What lines in the records below include the word "Manager"? Return each one.

[Records drawn from a dataset]

============================================================

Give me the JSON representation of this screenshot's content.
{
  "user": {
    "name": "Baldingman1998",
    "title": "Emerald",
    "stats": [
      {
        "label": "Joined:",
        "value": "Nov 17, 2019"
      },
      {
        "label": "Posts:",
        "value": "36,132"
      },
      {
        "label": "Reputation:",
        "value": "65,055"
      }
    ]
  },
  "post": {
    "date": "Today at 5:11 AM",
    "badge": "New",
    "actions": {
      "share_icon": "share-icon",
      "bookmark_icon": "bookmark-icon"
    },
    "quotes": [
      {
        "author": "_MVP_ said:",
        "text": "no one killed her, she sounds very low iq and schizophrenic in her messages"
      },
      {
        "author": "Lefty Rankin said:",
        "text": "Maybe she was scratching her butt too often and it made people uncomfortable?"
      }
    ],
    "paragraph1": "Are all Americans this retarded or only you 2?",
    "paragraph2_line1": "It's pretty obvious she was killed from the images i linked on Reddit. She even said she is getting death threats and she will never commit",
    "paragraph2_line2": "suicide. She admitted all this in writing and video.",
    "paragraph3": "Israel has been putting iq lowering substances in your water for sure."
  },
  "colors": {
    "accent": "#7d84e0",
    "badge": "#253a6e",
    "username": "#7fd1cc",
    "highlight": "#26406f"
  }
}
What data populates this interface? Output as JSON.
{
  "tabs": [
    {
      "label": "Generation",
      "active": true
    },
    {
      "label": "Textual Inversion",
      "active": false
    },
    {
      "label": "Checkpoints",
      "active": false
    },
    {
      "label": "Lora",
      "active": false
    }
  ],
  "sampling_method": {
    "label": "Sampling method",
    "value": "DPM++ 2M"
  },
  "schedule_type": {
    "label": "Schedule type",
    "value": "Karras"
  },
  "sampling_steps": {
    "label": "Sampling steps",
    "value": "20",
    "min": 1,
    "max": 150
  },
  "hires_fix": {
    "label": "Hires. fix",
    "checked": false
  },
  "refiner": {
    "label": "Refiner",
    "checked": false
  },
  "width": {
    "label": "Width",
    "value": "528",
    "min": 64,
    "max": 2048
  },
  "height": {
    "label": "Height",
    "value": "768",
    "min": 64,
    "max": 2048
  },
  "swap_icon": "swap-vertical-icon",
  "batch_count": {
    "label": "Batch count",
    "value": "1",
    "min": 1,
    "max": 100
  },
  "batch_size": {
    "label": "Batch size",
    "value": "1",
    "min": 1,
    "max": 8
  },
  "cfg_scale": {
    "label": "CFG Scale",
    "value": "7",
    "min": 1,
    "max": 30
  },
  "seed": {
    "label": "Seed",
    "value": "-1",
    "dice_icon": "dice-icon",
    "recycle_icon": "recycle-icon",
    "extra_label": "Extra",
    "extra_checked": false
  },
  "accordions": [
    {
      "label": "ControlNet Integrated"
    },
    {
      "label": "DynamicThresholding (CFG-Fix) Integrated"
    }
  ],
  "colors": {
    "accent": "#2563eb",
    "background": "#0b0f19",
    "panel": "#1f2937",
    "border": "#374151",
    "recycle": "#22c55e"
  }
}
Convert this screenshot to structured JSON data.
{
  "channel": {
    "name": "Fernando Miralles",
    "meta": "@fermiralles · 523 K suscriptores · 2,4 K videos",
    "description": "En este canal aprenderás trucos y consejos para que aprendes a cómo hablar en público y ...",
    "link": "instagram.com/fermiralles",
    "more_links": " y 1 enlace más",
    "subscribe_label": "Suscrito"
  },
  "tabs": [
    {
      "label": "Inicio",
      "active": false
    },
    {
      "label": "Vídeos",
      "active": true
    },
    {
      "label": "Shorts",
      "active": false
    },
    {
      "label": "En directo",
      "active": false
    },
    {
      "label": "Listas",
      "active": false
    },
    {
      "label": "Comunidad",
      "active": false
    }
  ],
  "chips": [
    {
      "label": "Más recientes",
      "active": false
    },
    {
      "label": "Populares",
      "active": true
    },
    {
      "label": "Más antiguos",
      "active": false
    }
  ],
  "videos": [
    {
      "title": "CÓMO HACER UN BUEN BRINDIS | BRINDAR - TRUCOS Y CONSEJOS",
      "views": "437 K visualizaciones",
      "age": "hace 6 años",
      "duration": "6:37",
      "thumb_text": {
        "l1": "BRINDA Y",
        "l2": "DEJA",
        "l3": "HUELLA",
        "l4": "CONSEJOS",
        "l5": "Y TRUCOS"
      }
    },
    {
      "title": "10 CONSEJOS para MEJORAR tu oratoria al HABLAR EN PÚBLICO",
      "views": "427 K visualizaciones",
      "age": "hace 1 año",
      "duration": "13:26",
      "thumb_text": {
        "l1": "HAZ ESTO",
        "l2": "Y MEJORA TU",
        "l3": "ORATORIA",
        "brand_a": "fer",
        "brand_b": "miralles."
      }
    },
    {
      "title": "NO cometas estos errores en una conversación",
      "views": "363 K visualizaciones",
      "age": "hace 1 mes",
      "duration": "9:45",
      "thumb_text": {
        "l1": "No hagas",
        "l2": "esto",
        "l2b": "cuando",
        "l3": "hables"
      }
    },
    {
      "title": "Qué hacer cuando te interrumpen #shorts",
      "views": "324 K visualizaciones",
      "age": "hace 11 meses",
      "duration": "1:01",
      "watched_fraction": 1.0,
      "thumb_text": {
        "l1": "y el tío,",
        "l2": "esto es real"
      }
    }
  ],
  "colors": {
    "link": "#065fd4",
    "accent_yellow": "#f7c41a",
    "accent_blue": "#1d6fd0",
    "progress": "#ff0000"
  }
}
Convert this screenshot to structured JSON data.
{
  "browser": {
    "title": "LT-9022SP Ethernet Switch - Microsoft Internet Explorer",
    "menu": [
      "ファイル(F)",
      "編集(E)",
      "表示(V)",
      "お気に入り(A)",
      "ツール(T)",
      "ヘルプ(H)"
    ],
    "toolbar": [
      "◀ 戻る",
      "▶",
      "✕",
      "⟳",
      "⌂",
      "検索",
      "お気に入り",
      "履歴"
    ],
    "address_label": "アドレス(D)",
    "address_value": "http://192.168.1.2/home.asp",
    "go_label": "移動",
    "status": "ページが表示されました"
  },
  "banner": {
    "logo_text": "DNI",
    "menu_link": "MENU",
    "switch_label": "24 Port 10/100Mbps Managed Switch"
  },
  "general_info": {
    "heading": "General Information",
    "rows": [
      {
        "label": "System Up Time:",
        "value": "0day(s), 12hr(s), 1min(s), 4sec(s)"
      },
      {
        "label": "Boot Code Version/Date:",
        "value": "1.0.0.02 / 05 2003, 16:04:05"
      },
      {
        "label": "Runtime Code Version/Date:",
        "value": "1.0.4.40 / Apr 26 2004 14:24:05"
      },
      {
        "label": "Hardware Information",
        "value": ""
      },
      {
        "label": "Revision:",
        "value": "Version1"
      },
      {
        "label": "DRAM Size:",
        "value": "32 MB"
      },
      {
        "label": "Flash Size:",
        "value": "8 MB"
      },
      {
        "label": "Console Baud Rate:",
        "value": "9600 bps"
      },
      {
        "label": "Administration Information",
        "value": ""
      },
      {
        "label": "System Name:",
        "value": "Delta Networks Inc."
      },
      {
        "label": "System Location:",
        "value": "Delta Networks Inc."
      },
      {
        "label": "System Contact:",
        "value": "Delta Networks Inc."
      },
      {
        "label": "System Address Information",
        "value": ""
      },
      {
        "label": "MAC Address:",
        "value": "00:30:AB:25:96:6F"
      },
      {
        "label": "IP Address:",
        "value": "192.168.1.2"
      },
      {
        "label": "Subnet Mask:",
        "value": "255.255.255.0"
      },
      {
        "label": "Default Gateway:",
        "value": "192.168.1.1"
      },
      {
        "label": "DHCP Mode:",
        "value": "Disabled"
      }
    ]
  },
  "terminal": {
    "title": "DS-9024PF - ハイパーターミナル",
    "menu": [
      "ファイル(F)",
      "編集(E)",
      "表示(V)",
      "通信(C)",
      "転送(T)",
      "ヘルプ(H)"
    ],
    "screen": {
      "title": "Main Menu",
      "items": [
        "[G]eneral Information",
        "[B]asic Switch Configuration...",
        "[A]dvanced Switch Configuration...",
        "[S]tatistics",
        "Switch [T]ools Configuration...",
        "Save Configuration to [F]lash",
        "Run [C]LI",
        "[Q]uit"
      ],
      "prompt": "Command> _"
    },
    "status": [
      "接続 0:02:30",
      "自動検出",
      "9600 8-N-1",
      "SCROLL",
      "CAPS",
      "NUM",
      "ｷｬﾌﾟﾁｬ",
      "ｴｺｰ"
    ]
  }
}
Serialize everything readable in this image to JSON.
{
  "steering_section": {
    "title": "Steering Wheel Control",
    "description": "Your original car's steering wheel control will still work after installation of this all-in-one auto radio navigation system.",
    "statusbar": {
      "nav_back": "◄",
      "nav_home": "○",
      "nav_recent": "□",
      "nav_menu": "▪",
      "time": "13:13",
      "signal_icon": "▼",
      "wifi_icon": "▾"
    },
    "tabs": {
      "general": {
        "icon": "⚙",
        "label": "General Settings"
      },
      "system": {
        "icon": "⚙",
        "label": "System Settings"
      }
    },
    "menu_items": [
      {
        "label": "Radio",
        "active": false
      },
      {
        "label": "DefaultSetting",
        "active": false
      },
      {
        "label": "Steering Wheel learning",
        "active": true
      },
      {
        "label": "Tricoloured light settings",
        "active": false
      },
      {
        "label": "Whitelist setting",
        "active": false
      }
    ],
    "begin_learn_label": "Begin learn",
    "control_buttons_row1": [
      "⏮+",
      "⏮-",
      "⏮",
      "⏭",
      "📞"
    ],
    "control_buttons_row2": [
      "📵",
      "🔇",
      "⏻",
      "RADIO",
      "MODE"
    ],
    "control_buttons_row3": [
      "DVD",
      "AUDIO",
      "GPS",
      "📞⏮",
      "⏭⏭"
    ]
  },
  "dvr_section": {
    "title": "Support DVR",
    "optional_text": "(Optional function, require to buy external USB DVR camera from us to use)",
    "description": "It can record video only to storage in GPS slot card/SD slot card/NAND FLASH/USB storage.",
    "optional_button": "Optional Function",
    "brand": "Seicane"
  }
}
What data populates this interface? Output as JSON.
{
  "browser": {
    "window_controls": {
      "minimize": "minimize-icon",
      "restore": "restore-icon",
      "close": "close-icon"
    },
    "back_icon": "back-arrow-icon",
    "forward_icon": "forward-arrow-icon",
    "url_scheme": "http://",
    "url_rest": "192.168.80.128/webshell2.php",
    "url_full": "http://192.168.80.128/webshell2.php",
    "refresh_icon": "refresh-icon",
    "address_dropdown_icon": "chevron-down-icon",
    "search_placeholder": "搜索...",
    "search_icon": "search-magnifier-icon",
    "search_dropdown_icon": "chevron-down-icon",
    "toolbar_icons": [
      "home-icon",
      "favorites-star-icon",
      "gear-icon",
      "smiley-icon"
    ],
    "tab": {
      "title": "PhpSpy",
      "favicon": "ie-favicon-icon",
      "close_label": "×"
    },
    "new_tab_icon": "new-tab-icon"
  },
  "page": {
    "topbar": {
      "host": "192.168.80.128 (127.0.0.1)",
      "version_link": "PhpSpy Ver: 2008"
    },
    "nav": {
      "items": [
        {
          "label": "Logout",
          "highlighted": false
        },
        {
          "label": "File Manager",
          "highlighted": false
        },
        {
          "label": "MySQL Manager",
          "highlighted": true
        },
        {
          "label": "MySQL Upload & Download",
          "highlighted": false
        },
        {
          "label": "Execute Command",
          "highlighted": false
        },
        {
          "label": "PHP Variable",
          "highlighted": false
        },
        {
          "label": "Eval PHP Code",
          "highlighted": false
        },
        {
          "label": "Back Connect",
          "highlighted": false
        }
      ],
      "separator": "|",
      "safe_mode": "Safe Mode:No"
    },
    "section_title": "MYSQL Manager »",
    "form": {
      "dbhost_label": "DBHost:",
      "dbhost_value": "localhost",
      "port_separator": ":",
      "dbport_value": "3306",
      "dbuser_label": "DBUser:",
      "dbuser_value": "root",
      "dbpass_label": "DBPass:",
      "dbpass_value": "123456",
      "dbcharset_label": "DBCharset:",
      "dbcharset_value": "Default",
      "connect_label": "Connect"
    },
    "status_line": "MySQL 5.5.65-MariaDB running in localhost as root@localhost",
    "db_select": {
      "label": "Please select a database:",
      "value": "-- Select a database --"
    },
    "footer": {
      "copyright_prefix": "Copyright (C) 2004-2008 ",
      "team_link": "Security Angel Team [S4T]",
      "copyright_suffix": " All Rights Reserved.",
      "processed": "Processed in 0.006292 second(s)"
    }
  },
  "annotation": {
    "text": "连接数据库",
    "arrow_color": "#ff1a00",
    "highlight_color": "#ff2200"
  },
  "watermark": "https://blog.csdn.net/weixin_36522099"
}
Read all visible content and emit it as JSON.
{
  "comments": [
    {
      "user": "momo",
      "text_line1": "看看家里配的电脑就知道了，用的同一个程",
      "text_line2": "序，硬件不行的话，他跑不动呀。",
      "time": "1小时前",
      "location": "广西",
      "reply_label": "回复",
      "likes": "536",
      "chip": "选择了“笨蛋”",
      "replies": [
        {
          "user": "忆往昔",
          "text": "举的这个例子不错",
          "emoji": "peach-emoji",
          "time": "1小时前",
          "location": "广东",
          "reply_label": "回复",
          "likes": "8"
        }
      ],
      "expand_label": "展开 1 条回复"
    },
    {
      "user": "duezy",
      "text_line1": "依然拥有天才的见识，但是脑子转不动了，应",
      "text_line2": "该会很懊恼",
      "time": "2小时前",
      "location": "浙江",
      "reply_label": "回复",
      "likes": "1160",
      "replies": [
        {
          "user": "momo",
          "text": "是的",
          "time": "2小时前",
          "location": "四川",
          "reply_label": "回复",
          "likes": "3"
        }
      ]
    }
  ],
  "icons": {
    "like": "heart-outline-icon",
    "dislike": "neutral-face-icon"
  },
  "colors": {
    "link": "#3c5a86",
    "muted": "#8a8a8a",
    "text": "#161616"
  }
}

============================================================

* Your solution *
          "label": "File Manager",
          "label": "MySQL Manager",
    "section_title": "MYSQL Manager »",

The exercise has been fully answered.